  8. H. T. Purushothama, Y. A. Nayaka, M. M. Vinay et al., “Pencil graphite electrode as an electrochemical sensor for the voltammetric determination of chlorpromazine,” Journal of Science: Advanced Materials and Devices, vol. 3, no. 2, pp. 161–166, 2018. View at Publisher · View at Google Scholar · View at Scopus
  9. R. Navratil, A. Kotzianova, V. Halouzka et al., “Polymer lead pencil graphite as electrode material: voltammetric, XPS and Raman study,” Journal of Electroanalytical Chemistry, vol. 783, pp. 152–160, 2016. View at Publisher · View at Google Scholar · View at Scopus
  10. H. Heydari, M. B. Gholivand, and A. Abdolmaleki, “Cyclic voltammetry deposition of copper nanostructure on MWCNTs modified pencil graphite electrode: an ultra-sensitive hydrazine sensor,” Materials Science and Engineering C: Materials for Biological Applications, vol. 66, pp. 16–24, 2016. View at Publisher · View at Google Scholar · View at Scopus
  11. Á. Torrinha, C. G. Amorim, M. C. B. S. M. Montenegro, and A. N. Araújo, “Biosensing based on pencil graphite electrodes,” Talanta, vol. 190, pp. 235–247, 2018. View at Publisher · View at Google Scholar · View at Scopus
  12. G. Kucinskis, G. Bajars, and J. Kleperis, “Graphene in lithium ion battery cathode materials: a review,” Journal of Power Sources, vol. 240, pp. 66–79, 2013. View at Publisher · View at Google Scholar · View at Scopus
  13. Y. Deng, C. Fang, and G. Chen, “The developments of SnO2/graphene nanocomposites as anode materials for high performance lithium ion batteries: a review,” Journal of Power Sources, vol. 304, pp. 81–101, 2016. View at Publisher · View at Google Scholar
  14. Y. Wang, X. Zheng, Q. Qu et al., “A novel maleic acid/graphite composite anode for lithium ion batteries with high energy and power density,” Carbon, vol. 132, pp. 420–429, 2018. View at Publisher · View at Google Scholar · View at Scopus
  15. E. Sani, N. Papi, L. Mercatelli, and G. Żyła, “Graphite/diamond ethylene glycol-nanofluids for solar energy applications,” Journal of Renewable Energy, vol. 126, pp. 692–698, 2018. View at Publisher · View at Google Scholar · View at Scopus
  16. W. Lingling, Z. Guihua, Y. Wei et al., “Integrating nitrogen-doped graphitic carbon with Au nanoparticles for excellent solar energy absorption properties,” Solar Energy Materials & Solar Cells, vol. 184, pp. 1–8, 2018. View at Publisher · View at Google Scholar · View at Scopus

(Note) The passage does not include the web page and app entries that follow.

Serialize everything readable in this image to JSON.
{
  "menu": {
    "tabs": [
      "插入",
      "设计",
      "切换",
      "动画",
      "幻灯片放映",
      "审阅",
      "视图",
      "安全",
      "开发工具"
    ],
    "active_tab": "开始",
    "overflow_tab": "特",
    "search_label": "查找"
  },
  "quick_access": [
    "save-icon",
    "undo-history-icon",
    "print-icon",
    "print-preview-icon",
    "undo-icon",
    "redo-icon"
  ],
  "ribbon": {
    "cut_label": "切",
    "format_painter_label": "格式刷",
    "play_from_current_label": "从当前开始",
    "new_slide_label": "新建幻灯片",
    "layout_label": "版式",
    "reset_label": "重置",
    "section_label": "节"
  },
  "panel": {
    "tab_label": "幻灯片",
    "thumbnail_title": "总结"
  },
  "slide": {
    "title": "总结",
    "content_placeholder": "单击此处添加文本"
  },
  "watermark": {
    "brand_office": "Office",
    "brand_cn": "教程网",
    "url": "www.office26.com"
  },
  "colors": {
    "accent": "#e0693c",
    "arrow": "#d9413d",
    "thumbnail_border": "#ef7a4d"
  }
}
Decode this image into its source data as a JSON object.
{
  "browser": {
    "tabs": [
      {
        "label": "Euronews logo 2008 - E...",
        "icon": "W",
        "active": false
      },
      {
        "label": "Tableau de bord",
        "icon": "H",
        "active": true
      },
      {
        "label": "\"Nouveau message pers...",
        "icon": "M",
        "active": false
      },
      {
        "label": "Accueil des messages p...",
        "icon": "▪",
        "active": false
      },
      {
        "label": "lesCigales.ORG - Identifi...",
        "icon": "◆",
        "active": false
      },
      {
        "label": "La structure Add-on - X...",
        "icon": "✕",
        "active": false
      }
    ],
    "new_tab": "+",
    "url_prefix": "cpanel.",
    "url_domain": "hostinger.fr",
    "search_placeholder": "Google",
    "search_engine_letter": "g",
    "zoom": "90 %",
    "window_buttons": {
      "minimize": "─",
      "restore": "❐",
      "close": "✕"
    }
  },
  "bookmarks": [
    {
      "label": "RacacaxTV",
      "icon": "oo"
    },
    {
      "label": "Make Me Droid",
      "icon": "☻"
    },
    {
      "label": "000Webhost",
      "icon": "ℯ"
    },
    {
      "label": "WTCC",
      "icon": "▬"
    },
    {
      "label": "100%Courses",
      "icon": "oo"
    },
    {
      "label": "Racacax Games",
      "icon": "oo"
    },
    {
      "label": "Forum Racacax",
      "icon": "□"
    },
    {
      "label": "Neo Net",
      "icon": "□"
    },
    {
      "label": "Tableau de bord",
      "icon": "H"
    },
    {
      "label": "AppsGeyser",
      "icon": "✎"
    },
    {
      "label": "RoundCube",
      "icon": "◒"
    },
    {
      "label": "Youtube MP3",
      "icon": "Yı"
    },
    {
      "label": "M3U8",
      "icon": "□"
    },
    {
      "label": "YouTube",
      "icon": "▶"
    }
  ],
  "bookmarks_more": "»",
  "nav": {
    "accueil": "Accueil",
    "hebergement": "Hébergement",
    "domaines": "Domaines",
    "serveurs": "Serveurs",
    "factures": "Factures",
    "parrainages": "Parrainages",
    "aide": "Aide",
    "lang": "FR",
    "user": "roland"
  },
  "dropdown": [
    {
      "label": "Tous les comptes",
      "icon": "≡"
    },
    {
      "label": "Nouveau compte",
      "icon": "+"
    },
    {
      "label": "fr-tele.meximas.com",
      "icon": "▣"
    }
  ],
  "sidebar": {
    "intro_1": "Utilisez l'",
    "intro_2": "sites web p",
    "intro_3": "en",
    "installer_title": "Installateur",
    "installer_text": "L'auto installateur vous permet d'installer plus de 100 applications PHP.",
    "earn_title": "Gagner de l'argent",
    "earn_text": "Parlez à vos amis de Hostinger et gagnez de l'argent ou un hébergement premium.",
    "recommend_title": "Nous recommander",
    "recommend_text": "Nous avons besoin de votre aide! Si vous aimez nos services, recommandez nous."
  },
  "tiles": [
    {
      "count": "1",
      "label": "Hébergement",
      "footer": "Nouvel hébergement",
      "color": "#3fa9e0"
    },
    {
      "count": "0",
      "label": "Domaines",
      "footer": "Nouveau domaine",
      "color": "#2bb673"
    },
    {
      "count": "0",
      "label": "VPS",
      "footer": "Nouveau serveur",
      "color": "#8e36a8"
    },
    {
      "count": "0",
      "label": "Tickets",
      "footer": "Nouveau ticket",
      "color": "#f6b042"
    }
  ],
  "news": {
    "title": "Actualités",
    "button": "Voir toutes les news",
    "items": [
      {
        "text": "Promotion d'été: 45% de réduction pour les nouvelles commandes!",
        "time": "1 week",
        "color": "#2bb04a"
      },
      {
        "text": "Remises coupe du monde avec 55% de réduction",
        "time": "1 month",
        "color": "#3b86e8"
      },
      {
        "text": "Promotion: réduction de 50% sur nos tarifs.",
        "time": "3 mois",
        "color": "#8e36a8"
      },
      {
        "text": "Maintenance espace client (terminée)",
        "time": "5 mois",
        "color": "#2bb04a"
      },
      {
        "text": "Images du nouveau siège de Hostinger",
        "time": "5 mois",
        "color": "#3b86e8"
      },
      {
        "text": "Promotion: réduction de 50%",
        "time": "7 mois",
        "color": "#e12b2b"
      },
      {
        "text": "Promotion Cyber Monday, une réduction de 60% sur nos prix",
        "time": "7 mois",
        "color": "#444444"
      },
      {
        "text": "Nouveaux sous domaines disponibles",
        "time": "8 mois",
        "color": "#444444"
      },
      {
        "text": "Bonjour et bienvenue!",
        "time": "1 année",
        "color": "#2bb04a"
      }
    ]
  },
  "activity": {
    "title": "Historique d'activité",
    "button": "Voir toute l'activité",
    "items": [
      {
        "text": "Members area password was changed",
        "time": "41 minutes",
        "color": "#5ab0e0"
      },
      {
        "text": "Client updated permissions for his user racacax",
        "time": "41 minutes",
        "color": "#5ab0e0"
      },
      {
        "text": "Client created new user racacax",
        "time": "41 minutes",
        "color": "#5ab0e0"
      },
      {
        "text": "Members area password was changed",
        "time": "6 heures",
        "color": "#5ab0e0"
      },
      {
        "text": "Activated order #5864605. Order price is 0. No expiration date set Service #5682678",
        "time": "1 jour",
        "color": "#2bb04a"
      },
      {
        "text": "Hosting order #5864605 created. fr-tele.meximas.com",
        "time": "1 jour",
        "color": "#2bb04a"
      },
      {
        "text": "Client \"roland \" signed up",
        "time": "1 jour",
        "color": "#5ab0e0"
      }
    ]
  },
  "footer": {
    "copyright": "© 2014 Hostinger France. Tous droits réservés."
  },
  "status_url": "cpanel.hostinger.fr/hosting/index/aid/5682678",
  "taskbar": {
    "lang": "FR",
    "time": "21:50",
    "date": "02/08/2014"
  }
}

  17. X. Meng and Z. Zhang, “Two dimensional graphitic materials for photoelectrocatalysis: a short review,” Catalysis Today, vol. 315, pp. 2–8, 2018. View at Publisher · View at Google Scholar · View at Scopus
  18. A. A. Mortuza, F. Pervez, K. Hossain, and S. K. Sen, “Pico-current Measurement Challenges and Remedies?: a Review,” Universal Journal of Engineering Science, vol. 5, no. 4, pp. 57–63, 2017. View at Google Scholar
  19. D. Ucko, Basics for Chemistry, Imprint,elseiver, 1st edition.